◆ What you have to do ◆
Return the data in full, exactly as it was written.

[Data supplied]

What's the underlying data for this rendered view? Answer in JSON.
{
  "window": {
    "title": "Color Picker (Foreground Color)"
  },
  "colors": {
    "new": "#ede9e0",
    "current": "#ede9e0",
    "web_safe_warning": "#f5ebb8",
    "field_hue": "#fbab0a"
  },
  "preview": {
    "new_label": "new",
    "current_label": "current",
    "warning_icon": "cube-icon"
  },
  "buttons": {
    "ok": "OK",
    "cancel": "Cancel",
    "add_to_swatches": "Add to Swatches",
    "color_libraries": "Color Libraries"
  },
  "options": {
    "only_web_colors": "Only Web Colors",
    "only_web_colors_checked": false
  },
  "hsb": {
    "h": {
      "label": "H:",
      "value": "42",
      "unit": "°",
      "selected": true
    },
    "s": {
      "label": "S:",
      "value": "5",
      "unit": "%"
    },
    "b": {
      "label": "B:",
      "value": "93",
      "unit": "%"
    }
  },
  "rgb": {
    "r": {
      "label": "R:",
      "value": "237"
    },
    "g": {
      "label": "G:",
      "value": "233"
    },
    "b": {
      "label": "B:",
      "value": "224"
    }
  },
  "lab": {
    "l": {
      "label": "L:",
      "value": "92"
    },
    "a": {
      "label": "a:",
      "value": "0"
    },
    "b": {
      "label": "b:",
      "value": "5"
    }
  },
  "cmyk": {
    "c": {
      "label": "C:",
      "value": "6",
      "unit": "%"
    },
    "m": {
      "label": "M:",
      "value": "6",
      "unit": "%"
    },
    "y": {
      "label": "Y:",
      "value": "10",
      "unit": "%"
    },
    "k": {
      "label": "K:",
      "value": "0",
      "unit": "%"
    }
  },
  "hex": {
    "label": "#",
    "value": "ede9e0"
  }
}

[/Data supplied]

◆ Written solution ◆
What's the underlying data for this rendered view? Answer in JSON.
{
  "window": {
    "title": "Color Picker (Foreground Color)"
  },
  "colors": {
    "new": "#ede9e0",
    "current": "#ede9e0",
    "web_safe_warning": "#f5ebb8",
    "field_hue": "#fbab0a"
  },
  "preview": {
    "new_label": "new",
    "current_label": "current",
    "warning_icon": "cube-icon"
  },
  "buttons": {
    "ok": "OK",
    "cancel": "Cancel",
    "add_to_swatches": "Add to Swatches",
    "color_libraries": "Color Libraries"
  },
  "options": {
    "only_web_colors": "Only Web Colors",
    "only_web_colors_checked": false
  },
  "hsb": {
    "h": {
      "label": "H:",
      "value": "42",
      "unit": "°",
      "selected": true
    },
    "s": {
      "label": "S:",
      "value": "5",
      "unit": "%"
    },
    "b": {
      "label": "B:",
      "value": "93",
      "unit": "%"
    }
  },
  "rgb": {
    "r": {
      "label": "R:",
      "value": "237"
    },
    "g": {
      "label": "G:",
      "value": "233"
    },
    "b": {
      "label": "B:",
      "value": "224"
    }
  },
  "lab": {
    "l": {
      "label": "L:",
      "value": "92"
    },
    "a": {
      "label": "a:",
      "value": "0"
    },
    "b": {
      "label": "b:",
      "value": "5"
    }
  },
  "cmyk": {
    "c": {
      "label": "C:",
      "value": "6",
      "unit": "%"
    },
    "m": {
      "label": "M:",
      "value": "6",
      "unit": "%"
    },
    "y": {
      "label": "Y:",
      "value": "10",
      "unit": "%"
    },
    "k": {
      "label": "K:",
      "value": "0",
      "unit": "%"
    }
  },
  "hex": {
    "label": "#",
    "value": "ede9e0"
  }
}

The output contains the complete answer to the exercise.